The Bottom Line
Highly nutritious cruciferous vegetables are popular in Chinese cooking. It’s a common ingredient in Asian cooking. It’s full of healthy things like fiber, antioxidants, and a plethora of micronutrients. Bok choy has been shown to provide potential health benefits, including for the cardiovascular, bones, and thyroid. It’s even possible that it can prevent cancer. As it contains myrosinase, a chemical that may prevent the body from absorbing iodine, cooking it may be preferable. However, this might only be a problem if you eat a lot of raw bok choy. Normal servings of bok choy provide no health risks. Check with your physician before eating bok choy if you are taking blood-thinning medication. Vitamin K found in bok choy could potentially counteract the effects of blood thinners. Originally cultivated in China, bok choy is a healthy and flavorful green vegetable.
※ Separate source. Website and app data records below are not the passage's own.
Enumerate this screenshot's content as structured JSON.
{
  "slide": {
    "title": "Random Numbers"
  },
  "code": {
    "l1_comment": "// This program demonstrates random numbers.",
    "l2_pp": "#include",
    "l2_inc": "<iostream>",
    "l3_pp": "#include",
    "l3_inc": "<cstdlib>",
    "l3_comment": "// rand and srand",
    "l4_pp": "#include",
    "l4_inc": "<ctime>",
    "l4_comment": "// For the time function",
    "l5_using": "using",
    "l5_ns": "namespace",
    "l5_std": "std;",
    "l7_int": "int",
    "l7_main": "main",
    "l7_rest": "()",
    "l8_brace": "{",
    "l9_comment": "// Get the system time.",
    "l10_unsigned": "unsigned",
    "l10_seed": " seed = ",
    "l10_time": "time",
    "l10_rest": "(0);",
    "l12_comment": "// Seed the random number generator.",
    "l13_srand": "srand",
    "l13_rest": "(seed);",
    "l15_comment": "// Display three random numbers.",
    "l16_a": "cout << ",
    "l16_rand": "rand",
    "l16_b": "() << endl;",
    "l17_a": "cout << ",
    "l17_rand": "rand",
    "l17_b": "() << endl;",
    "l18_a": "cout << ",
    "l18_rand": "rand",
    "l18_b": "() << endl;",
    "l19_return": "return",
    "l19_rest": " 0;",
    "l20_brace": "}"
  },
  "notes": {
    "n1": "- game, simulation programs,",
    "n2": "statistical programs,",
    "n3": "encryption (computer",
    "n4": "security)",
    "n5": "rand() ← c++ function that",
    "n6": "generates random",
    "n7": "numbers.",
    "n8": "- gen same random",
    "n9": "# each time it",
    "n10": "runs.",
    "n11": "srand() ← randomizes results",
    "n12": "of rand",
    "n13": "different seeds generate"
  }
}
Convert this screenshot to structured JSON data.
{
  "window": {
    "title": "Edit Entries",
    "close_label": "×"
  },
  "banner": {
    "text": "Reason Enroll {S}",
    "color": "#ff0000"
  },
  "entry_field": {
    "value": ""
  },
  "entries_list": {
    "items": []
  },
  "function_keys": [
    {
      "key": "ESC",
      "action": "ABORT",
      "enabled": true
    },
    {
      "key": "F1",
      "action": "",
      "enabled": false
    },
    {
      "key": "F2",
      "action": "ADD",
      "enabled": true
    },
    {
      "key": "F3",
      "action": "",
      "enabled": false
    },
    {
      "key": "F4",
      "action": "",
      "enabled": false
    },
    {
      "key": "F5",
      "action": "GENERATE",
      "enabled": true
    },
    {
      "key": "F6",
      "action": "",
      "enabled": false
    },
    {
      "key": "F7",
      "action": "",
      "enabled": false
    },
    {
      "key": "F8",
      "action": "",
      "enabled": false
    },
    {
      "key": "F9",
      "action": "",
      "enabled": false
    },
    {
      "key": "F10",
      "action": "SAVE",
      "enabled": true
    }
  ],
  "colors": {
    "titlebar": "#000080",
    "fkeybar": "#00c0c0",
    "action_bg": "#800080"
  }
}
Antioxidants, fiber, and micronutrients are all abundant. Bok choy has many healing properties, including those that are beneficial to bone health and cardiovascular diseases. Potentially beneficial effects on cardiovascular health, vision, and skin health have been suggested. High vitamin C content in bok choy has been linked to improved immunity and decreased inflammation. There are certain negative consequences to using it in excess, though. Moreover, it may have an interaction with blood-thinning drugs. If it causes unwanted symptoms, you should reduce your dosage and talk to a doctor. However, bok choy has a lot of vitamin K, so those who take blood-thinning drugs should limit their intake or avoid it altogether. See your doctor for advice if you’re unsure how to proceed. Boy choy can be eaten fresh in a salad, simmered in a soup, or fried in a bowl of steamed rice or a slow cooker meal.